──────── Records for this task

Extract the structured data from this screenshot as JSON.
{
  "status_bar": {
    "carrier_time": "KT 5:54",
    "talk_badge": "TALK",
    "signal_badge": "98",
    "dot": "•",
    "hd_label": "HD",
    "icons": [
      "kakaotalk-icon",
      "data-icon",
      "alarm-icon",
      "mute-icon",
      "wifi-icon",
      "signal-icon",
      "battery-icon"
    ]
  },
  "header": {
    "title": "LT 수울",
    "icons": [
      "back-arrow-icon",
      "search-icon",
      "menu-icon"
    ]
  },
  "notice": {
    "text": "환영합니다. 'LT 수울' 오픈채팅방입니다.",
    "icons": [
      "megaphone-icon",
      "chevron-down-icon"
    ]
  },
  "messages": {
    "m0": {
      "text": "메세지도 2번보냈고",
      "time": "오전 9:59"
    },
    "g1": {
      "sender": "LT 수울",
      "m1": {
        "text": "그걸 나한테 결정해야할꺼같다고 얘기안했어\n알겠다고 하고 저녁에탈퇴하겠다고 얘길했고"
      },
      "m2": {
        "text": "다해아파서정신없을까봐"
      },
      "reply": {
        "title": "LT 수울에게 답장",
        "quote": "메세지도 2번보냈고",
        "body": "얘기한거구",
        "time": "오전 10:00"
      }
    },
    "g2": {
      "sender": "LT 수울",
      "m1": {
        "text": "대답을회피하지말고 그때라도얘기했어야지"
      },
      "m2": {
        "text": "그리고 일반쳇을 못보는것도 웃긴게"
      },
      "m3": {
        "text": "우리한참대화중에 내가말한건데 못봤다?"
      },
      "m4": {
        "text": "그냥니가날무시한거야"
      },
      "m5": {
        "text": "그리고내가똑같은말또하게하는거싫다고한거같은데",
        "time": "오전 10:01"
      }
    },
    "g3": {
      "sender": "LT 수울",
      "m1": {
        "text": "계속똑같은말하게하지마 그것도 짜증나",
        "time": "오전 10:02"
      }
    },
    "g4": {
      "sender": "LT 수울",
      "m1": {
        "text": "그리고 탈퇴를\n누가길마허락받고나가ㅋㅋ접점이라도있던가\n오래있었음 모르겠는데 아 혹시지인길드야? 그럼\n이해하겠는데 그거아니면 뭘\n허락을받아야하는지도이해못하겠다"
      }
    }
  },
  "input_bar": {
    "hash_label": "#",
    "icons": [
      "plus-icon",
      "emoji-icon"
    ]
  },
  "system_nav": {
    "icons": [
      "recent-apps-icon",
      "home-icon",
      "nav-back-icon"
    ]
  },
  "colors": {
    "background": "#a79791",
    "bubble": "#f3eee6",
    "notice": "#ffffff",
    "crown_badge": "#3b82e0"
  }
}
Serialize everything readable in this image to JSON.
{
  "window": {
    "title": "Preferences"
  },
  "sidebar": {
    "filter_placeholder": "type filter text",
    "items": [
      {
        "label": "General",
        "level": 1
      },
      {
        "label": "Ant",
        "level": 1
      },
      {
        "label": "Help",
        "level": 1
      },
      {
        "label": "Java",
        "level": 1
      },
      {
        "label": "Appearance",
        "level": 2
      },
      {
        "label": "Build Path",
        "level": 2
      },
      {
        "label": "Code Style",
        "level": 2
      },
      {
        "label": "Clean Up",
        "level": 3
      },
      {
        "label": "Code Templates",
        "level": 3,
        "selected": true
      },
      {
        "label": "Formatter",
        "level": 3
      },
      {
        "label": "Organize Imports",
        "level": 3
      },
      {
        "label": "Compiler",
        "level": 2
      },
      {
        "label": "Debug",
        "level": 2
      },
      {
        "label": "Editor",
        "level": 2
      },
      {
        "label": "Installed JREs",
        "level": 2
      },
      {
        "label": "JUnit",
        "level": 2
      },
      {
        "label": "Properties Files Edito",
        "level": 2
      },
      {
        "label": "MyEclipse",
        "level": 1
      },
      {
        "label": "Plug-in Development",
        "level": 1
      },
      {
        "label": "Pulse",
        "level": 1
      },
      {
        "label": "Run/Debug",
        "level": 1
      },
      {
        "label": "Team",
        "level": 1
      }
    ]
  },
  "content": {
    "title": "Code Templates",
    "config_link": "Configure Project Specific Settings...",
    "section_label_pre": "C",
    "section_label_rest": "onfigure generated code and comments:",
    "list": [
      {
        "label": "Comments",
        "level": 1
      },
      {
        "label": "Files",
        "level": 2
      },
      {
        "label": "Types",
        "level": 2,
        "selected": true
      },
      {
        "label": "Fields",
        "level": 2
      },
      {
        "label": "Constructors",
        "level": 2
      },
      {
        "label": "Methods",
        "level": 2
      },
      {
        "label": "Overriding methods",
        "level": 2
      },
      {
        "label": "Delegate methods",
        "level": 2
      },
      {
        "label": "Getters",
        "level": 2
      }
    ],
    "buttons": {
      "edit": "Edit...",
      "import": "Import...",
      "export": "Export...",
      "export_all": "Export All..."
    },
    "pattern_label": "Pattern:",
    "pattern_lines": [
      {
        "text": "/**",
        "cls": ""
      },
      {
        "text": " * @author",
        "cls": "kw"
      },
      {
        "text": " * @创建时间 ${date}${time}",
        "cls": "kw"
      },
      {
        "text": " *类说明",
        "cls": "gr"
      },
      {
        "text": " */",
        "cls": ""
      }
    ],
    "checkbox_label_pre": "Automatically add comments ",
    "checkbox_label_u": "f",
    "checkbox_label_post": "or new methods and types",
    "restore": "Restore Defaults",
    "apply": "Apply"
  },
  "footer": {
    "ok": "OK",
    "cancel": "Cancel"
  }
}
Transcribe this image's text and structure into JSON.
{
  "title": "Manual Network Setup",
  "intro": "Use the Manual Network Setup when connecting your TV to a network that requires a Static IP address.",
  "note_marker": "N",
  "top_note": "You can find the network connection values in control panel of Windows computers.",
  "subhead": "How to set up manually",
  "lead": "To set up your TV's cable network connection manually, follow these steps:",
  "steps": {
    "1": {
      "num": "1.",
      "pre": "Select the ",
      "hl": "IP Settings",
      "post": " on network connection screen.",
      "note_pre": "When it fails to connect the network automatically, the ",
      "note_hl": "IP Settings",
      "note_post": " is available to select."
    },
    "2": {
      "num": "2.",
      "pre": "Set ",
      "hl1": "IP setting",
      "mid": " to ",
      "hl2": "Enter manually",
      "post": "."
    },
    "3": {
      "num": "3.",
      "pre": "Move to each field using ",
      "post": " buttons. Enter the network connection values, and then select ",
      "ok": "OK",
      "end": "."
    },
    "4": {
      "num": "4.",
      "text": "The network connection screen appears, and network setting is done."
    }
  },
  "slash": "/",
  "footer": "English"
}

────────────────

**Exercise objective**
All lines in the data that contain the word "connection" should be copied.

**Result**
  "top_note": "You can find the network connection values in control panel of Windows computers.",
  "lead": "To set up your TV's cable network connection manually, follow these steps:",
      "post": " on network connection screen.",
      "post": " buttons. Enter the network connection values, and then select ",
      "text": "The network connection screen appears, and network setting is done."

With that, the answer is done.